◆ **Task brief**: Retrieve each line that contains the word "JSON" from the entries below.

──────── Material to process ────────

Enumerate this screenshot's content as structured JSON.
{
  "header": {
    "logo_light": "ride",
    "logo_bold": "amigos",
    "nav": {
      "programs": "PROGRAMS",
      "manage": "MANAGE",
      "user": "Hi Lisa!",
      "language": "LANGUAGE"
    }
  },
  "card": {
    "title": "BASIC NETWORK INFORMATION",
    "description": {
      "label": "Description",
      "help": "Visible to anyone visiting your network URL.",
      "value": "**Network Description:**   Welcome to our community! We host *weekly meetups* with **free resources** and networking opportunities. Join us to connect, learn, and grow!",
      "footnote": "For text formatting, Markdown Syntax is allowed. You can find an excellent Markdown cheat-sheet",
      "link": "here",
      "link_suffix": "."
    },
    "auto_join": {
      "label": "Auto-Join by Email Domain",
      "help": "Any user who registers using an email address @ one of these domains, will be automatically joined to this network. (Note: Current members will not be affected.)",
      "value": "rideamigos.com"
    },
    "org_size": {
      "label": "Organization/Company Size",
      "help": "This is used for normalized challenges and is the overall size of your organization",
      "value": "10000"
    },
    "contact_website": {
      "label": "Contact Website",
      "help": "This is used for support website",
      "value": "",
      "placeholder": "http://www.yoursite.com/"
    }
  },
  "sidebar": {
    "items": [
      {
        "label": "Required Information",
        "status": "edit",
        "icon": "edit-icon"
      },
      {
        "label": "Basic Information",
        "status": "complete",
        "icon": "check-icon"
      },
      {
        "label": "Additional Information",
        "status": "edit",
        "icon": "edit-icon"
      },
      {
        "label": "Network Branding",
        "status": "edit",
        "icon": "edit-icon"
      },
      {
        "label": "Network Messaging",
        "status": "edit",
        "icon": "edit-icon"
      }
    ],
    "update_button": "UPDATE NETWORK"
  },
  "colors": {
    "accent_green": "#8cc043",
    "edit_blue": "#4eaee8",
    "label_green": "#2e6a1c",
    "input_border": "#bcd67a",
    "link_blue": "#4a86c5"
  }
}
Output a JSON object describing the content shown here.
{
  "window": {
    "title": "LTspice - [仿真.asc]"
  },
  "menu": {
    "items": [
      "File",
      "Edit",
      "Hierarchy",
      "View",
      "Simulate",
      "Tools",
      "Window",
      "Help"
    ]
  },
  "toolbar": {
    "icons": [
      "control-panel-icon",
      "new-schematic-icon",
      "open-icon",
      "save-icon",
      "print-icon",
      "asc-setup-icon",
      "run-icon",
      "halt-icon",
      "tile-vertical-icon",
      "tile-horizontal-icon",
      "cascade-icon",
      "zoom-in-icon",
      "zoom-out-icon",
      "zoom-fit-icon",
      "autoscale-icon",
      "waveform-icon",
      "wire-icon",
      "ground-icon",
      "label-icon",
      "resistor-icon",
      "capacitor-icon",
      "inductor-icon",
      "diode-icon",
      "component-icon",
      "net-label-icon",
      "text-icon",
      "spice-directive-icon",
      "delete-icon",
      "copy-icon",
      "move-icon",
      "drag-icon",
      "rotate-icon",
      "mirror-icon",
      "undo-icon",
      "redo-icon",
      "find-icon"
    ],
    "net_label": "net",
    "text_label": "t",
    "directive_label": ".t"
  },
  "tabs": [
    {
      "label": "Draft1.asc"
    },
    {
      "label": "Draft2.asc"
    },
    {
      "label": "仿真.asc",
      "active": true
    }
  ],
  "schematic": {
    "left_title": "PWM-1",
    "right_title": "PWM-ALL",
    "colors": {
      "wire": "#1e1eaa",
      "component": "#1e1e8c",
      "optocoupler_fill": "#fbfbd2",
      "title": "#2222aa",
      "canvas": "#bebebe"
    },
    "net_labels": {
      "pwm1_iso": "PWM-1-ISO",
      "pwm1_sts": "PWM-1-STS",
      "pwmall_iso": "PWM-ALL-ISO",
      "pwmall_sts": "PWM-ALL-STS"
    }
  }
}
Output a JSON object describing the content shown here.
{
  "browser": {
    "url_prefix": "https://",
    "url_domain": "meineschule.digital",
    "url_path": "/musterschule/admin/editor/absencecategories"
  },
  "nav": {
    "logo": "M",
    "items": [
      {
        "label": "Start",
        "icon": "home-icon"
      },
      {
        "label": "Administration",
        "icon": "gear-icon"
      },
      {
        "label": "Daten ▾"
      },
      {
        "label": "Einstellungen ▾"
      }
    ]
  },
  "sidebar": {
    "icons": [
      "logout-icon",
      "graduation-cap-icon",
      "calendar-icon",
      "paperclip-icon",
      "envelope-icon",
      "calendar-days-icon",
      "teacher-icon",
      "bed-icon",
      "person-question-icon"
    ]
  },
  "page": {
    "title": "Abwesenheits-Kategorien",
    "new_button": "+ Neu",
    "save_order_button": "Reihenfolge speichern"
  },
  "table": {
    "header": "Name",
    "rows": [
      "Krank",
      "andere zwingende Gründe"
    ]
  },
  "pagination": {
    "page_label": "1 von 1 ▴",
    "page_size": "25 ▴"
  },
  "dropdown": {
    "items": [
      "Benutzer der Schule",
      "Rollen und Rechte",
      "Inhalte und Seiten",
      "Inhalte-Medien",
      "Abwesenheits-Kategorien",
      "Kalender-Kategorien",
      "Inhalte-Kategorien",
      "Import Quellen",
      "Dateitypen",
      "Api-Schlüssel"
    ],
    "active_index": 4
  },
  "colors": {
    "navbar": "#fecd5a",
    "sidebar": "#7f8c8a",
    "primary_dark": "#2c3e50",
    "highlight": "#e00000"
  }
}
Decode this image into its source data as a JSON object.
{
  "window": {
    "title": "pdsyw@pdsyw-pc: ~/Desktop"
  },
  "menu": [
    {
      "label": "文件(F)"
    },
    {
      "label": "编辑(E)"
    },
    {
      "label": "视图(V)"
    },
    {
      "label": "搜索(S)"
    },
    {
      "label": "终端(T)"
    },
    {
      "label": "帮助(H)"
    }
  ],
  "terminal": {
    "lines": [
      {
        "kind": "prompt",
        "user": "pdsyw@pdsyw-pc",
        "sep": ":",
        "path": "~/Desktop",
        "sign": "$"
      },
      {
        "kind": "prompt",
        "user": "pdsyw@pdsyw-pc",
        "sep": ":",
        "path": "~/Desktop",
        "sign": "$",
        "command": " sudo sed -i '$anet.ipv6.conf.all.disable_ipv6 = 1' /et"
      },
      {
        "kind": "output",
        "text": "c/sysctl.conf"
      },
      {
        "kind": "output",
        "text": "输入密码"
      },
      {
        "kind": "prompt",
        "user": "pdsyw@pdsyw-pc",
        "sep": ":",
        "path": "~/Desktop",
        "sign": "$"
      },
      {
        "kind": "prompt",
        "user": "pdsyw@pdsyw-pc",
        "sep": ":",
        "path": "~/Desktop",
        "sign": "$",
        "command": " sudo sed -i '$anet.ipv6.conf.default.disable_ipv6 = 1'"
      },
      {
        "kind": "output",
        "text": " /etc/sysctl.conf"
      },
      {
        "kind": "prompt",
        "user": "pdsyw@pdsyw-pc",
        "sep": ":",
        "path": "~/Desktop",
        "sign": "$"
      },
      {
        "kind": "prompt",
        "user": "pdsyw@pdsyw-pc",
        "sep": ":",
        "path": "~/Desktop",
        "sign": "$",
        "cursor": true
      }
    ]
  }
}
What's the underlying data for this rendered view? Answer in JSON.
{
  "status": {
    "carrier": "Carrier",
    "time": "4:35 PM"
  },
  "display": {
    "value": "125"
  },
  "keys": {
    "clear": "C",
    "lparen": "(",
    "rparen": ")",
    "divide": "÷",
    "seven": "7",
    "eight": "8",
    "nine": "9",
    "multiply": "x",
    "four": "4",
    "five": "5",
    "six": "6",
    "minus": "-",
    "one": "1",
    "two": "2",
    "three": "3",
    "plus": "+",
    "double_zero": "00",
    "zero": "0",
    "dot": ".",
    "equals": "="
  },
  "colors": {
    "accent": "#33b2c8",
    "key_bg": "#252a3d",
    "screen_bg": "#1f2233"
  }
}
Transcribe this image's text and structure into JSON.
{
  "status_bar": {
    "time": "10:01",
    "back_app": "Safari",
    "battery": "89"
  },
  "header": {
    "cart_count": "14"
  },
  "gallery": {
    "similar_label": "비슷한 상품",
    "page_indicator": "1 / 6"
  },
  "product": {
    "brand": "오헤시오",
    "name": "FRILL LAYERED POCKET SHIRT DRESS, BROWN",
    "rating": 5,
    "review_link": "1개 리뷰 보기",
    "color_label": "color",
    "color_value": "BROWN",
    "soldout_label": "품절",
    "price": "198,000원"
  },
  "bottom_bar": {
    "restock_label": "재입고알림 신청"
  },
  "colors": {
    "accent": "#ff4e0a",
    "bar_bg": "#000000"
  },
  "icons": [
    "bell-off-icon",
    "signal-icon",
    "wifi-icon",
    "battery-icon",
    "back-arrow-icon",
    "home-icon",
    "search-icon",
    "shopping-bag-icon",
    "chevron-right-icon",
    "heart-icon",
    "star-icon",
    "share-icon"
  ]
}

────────

◆ **Solution to this problem**:
Enumerate this screenshot's content as structured JSON.
Output a JSON object describing the content shown here.
Output a JSON object describing the content shown here.
Decode this image into its source data as a JSON object.
What's the underlying data for this rendered view? Answer in JSON.
Transcribe this image's text and structure into JSON.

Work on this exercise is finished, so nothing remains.